Ask smokers to smoke outside. Most fire deaths are due to smoking materials, as these products tend to smolder for long periods of time before they break out into flames. This is often after family members have gone to sleep. Today, most smokers don't mind stepping outside to smoke. If you do allow smokers to smoke inside, have large, sturdy ashtrays for them to use and make sure you check carefully for dropped cigarettes before going to bed.
Give your home a quick check before going out and again when going to bed at night. While this is a good habit all year long, it is especially important during the holiday season. Check to make sure the stove and oven are turned off, all candles are out and turn off the decorative lights for the night.
Regardless of whether you use a real or artificial tree in your decorating, make sure it doesn't block the exits in your home, keep it well away from heating sources, turn the lights off when you leave for the evening or when going to bed and keep your real tree well-watered. For a demonstration on Christmas tree fire safety, go to the “Fire Department” section of the city website (www.ci.livonia.mi.us/) and find the “Christmas Tree Fire Safety” video piece under the “Educational Videos” heading.
When doing holiday cooking and baking, make sure you know where the fire extinguisher is and how to use it. Remember there are several ways to put out unwanted kitchen fires besides fire extinguishers. That can mean putting the cover or lid on a burning pot or pan; baking soda will also extinguish small kitchen fires.
Many of us look forward to the holiday season all year long. Let's make all the memories good ones by putting fire safety on the front burner.

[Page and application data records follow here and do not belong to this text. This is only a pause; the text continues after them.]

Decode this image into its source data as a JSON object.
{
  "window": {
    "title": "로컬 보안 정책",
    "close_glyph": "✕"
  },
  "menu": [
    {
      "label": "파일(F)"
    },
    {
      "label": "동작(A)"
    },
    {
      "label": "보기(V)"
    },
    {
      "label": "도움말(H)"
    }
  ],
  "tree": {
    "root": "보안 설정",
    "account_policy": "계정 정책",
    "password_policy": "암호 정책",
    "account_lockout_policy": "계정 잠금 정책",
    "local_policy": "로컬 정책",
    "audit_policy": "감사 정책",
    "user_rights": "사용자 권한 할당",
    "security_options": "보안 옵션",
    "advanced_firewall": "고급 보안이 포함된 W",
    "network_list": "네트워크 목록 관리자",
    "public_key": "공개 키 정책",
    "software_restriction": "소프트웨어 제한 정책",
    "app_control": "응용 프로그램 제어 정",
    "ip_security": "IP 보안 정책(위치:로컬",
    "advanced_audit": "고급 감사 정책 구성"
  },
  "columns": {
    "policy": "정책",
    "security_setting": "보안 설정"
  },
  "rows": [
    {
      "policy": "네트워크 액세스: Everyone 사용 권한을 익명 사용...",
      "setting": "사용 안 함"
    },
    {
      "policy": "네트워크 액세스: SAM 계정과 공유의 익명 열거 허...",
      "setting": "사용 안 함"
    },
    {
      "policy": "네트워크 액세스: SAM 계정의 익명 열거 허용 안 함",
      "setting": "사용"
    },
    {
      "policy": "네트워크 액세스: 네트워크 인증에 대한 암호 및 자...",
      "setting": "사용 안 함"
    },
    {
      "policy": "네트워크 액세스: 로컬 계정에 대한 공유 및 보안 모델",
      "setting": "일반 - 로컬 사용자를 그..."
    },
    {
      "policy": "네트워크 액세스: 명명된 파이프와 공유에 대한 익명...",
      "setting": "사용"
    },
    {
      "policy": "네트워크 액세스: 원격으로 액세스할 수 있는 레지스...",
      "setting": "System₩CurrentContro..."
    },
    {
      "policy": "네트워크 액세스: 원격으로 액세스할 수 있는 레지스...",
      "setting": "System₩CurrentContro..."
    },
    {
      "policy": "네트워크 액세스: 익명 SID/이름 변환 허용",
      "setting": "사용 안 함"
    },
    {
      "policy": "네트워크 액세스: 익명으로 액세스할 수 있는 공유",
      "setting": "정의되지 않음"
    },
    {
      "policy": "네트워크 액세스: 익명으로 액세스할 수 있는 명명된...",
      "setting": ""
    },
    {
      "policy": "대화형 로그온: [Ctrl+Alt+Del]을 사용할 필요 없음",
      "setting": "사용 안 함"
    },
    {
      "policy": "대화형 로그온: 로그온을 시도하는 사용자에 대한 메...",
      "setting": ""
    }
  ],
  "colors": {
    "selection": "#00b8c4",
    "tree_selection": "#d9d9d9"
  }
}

Tom Kiurski is training coordinator for the Livonia Fire Department.